To prevent this, the artist sprinkles the entire surface with powdered glass. Although the powdered glass is clear, when it is ground into a fine powder, it looks white.

Here is the panel all coated and ready to go in the kiln.

The kiln shelf is ready for adding glass. This Skutt kiln fires five shelves at a time with two panels on each shelf.

The panels will have channels on their backs to allow wire cables to run through them for hanging.

The channels are created by placing nonburnable refractory material between the panels and 1" x 4" pieces of glass.

The panels are put on their backers.

The shelf is placed in the kiln.

The kiln is closed and ready for firing.

This kiln, built by a Portland company, is equipped with two temperature probes called thermocouples which assure an even temperature throughout the kiln, allowing five shelves to be fired at a time. Since two panels fit on a shelf, ten panels can be fired at once.

The kiln's computer is turned on by pressing start. The panels will be heated to 1460 degrees.

The display shows the current temperature inside the kiln and the light on the side indicates that the kiln's elements are one.

Here are panels after firing. Notice that the powder is now clear, leaving just a very thin shiny layer.

Next the panels are soaked in water so the refractory material can be removed without creating dust. The edges are also checked for burrs and sanded if necessary.

These four panels are fired and cleaned. Next they are all laid out as they will be hung to check that everything looks as it should. The dark square is a post-it note attached to the pattern beneath.


During the second visit to the classrooms the fired necklaces were returned and the students attached strings and learned to tie knots. Then they begin creating the panels. The life-size pattern shown in the last post was taken apart and the panels were assigned to classrooms. 5th & 4th grade classes each made six panels and 3rd - 1st made five panels each.

This close-up shows a typical panel pattern. This panel was assigned to O'Shea's class. It had a bit of the lake and two foothills, each with its own green color code and tree size.

The panel pattern was covered with a full-sized sheet of clear glass which was coated with a thin film of glue, then students worked in groups to carefully match the bits of colored glass to the color of the panel pattern below. Students were encouraged to add many more trees than on the pattern.

To the right is a completed panel, all glued and ready for firing.


Tuesday, January 2nd marked the beginning of the full-school residency at Lincoln Park elementary school in the David Douglas School district with teaching artist Lisa Wilcke. During the residency the students will create a fused-glass mural in the hall windows just outside the school library.
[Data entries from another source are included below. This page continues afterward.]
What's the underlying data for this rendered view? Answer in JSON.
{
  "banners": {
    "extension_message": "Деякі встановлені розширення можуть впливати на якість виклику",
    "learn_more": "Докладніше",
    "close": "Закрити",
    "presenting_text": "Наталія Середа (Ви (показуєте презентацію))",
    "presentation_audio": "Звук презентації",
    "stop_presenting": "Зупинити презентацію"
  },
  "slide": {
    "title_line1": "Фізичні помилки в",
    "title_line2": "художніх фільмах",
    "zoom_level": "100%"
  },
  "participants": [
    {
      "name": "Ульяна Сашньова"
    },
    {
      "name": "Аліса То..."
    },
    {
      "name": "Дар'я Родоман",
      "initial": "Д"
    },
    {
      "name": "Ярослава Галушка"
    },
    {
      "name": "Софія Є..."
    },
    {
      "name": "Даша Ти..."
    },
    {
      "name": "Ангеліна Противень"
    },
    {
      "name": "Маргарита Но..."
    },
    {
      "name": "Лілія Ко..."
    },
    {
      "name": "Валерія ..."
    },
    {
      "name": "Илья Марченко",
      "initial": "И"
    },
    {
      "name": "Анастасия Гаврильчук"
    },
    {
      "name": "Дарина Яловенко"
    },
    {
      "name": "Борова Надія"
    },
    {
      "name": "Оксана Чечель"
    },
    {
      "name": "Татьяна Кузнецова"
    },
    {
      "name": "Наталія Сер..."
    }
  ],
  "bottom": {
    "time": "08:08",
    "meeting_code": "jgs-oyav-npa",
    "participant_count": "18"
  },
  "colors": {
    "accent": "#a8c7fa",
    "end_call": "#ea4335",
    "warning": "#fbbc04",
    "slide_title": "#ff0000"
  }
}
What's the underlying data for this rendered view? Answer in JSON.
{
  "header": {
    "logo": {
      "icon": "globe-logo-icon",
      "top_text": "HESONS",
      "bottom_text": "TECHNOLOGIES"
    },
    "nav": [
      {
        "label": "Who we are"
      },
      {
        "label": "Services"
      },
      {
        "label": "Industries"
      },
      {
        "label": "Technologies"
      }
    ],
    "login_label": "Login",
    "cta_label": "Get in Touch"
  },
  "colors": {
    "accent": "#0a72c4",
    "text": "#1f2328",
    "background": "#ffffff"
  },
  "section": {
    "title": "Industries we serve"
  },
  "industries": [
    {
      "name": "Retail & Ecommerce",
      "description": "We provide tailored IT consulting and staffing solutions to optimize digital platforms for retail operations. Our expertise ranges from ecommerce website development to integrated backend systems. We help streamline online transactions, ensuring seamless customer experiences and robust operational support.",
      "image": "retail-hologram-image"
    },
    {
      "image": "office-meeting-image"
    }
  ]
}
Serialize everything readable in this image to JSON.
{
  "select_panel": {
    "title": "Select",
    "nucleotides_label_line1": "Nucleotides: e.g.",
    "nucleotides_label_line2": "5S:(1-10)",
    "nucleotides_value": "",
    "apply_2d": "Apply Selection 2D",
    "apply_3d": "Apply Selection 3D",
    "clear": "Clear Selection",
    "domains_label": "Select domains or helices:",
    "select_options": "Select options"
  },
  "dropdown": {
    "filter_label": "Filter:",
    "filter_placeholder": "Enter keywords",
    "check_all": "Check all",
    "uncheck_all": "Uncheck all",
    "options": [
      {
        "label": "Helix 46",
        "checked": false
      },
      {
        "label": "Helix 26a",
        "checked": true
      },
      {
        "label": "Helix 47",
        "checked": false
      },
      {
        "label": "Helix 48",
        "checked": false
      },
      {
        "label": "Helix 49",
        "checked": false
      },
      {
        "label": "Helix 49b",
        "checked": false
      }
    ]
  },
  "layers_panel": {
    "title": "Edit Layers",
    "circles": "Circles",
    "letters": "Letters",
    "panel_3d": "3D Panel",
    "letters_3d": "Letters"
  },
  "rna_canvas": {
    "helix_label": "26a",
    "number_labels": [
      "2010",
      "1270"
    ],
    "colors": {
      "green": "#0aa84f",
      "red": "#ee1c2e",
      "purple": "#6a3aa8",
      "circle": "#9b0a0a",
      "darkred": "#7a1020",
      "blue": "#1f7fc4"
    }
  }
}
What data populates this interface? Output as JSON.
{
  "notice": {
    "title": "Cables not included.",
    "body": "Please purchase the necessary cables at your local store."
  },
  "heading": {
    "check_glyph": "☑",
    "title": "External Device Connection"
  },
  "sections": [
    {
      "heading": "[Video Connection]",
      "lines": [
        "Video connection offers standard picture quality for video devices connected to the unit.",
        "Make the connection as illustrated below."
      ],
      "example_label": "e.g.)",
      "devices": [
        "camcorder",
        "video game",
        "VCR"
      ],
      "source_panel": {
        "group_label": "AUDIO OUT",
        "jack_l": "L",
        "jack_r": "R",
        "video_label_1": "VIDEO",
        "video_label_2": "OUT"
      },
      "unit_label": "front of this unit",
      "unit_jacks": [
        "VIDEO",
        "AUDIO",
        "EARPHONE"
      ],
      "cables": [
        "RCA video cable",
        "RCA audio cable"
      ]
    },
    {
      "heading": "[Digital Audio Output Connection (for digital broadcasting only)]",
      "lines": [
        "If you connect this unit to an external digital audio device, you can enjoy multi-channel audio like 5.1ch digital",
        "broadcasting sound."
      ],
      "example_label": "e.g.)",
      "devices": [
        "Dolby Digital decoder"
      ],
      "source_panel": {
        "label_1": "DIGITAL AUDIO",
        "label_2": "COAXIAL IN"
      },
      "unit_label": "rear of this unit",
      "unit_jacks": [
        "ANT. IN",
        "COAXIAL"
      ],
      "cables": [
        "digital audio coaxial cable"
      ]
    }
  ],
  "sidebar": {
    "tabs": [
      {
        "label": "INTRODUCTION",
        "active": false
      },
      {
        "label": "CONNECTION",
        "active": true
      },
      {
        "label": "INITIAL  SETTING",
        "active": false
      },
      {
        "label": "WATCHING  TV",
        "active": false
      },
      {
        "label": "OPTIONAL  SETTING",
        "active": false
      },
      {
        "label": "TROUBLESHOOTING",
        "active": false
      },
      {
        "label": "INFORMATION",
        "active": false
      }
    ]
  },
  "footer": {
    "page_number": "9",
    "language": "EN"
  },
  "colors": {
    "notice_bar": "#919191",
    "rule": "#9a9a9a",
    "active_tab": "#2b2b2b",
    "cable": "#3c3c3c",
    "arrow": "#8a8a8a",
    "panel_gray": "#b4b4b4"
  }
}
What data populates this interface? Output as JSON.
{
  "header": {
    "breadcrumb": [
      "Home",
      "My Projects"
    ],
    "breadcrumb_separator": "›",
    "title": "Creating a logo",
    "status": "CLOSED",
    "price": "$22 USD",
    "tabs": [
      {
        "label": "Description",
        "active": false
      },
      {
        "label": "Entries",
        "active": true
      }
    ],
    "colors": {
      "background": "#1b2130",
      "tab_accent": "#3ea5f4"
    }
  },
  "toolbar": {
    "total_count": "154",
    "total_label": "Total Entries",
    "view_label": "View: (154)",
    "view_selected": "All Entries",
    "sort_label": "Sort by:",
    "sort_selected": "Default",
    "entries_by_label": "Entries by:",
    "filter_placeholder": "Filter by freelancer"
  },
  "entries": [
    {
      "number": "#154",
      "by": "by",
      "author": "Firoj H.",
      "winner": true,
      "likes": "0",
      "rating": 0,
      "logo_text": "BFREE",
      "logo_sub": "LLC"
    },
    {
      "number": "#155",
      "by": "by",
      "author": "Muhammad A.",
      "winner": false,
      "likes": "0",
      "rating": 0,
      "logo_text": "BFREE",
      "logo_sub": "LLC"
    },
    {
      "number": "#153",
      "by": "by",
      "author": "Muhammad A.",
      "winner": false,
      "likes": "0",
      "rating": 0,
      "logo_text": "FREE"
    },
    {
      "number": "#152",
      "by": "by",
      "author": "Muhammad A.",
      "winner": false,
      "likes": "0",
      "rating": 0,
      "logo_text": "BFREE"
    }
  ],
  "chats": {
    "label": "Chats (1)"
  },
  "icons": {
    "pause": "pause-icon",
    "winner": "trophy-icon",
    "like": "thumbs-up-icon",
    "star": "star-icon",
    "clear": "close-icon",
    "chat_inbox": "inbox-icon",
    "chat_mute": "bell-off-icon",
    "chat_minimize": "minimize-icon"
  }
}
The mural, titled Stronger Together depicts the Cascade foothills leading up to Mt. Hood. The trees in the foothills will be in a rainbow of colors as a metaphor for how cultural diversity adds to the strength and beauty of a community.

The project is funded with a generous grant from the East Portland Action Plan and support from the Lincoln Park Boosters Club.

Shown above are the windows, followed by a small sketch of the plan for the mural, then an image a full-size cartoon of the one section of the mural. Each panel is 8x11.

Additionally, all residency participants including students, teachers, staff and volunteers will make a fused-glass necklace. Following are trays of necklaces. These are the parts created by the participants. Oddly, the parts are glued with hair spray. These pieces will be fused to a same-sized piece of clear glass in a kiln heated to 1450 degrees. Between the clear and colored pieces will be sandwiched a wire that the cord will attach to.

Stay turned to see the completed necklaces.

Next are some of the necklaces loaded in the kiln ready to be fired followed by a shelf of fired necklaces.

Ms. Adrian took pictures of her class working with Lisa Wilcke the glass art teacher. In the first photos the students are learning to cut glass at a station that includes doing the "I cut glass" dance.

The students at the necklace-making station.

The students also explore pre-fused pieces to discover how heat transforms the glass as it is heated and they learn about how glass can be clear, translucent, opaque and sometime even a trickster, appearing black, when is is actually a very dark color.